IY: How do Cirque performers attain the undeniable stage chemistry?

Betsy Zander: There is no specific ritual or tradition that we all do. We just spend so much time together, and there is a lot of respect that goes into each and every relationship. Culturally, you can have differences, but respecting each other [and those differences] is how we make the show work. English is the language that everyone speaks, and the directions are given in English. Backstage, we have flags representing all our countries. There is no secret, you have to make it work.

Backstage of “Corteo.” Photo: Irina Yakubovskaya

IY: In our digital world, what is the role of live performance?

BZ: I think there is a feeling that you get that you can’t get from a screen. No matter how beautiful a movie can be, if you see someone doing something incredible in person, there’s the feeling of awe and inspiration.

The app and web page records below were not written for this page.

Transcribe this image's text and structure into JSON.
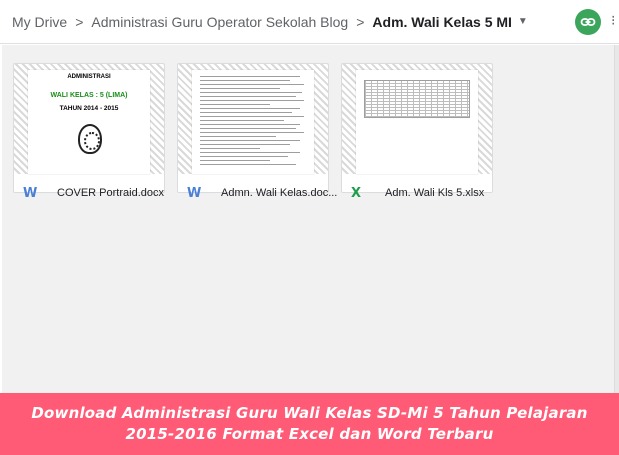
{
  "breadcrumb": {
    "items": [
      "My Drive",
      "Administrasi Guru Operator Sekolah Blog",
      "Adm. Wali Kelas 5 MI"
    ],
    "separator": ">"
  },
  "actions": {
    "get_link_icon": "link-icon",
    "accent_color": "#3ba55c"
  },
  "files": [
    {
      "name": "COVER Portraid.docx",
      "type_icon": "W",
      "icon_name": "word-icon",
      "thumbnail": {
        "line1": "ADMINISTRASI",
        "line2": "WALI KELAS : 5 (LIMA)",
        "line3": "TAHUN 2014 - 2015"
      }
    },
    {
      "name": "Admn. Wali Kelas.doc...",
      "type_icon": "W",
      "icon_name": "word-icon"
    },
    {
      "name": "Adm. Wali Kls 5.xlsx",
      "type_icon": "X",
      "icon_name": "excel-icon"
    }
  ],
  "banner": {
    "line1": "Download Administrasi Guru Wali Kelas SD-Mi 5 Tahun Pelajaran",
    "line2": "2015-2016 Format Excel dan Word Terbaru",
    "background": "#ff5b76"
  }
}
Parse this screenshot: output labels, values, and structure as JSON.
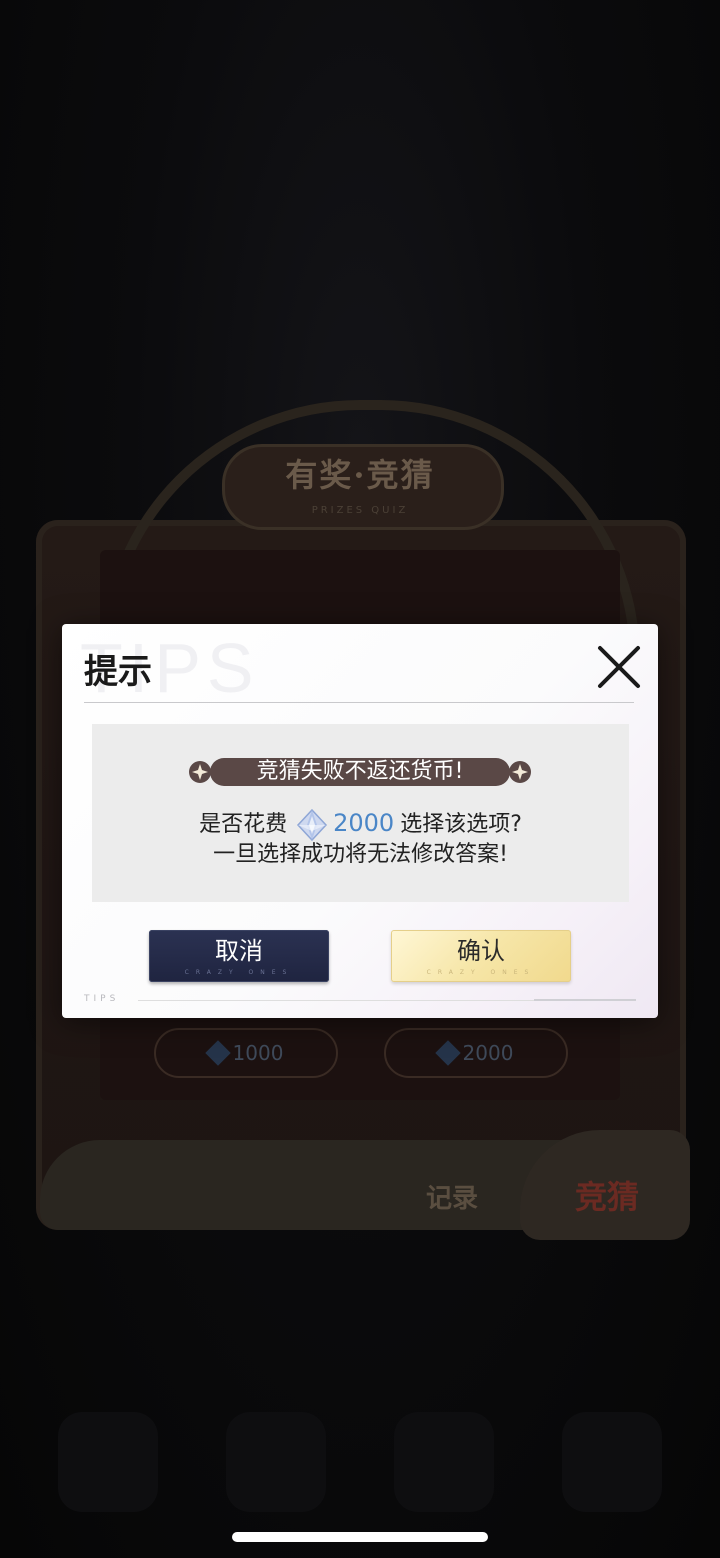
{
  "background": {
    "title": "有奖·竞猜",
    "subtitle": "PRIZES QUIZ",
    "options": [
      {
        "amount": "1000"
      },
      {
        "amount": "2000"
      }
    ],
    "tabs": {
      "record": "记录",
      "guess": "竞猜"
    }
  },
  "dialog": {
    "watermark": "TIPS",
    "title": "提示",
    "banner": "竞猜失败不返还货币!",
    "line1_prefix": "是否花费",
    "line1_amount": "2000",
    "line1_suffix": "选择该选项?",
    "line2": "一旦选择成功将无法修改答案!",
    "cancel_label": "取消",
    "confirm_label": "确认",
    "button_sub": "CRAZY ONES",
    "footer": "TIPS"
  },
  "colors": {
    "amount": "#4a86c7",
    "banner": "#5a4846",
    "cancel_bg": "#262c4a",
    "confirm_bg": "#f6e6a8"
  },
  "icons": {
    "close": "close-icon",
    "gem": "diamond-gem-icon"
  }
}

We all come from different backgrounds. I competed in artistic gymnastics growing up. To come from that background and break into a more artistic performing was tough. I went through a lot of classes that I signed up for because I wanted to get better. I think artistically you become more comfortable on stage the more you perform, so to grow into it and to discover that passion is within us. The ensemble building exercises are the foundation, but it is our responsibility as artists to continue it on.

IY: Not every performer in the world is able to become part of the Cirque du Soleil family. What advice do you have for aspiring circus performers?

BZ: Cirque is wonderful, and I am thankful to have a job. However, if it is not achievable for you, there are so many other beautiful companies. Having worked here, I really enjoy this space. If Cirque is your dream, just keep working at it, keep sending videos. Determination will get you very far.

This post was written by the author in their personal capacity.The opinions expressed in this article are the author’s own and do not reflect the view of The Theatre Times, their staff or collaborators.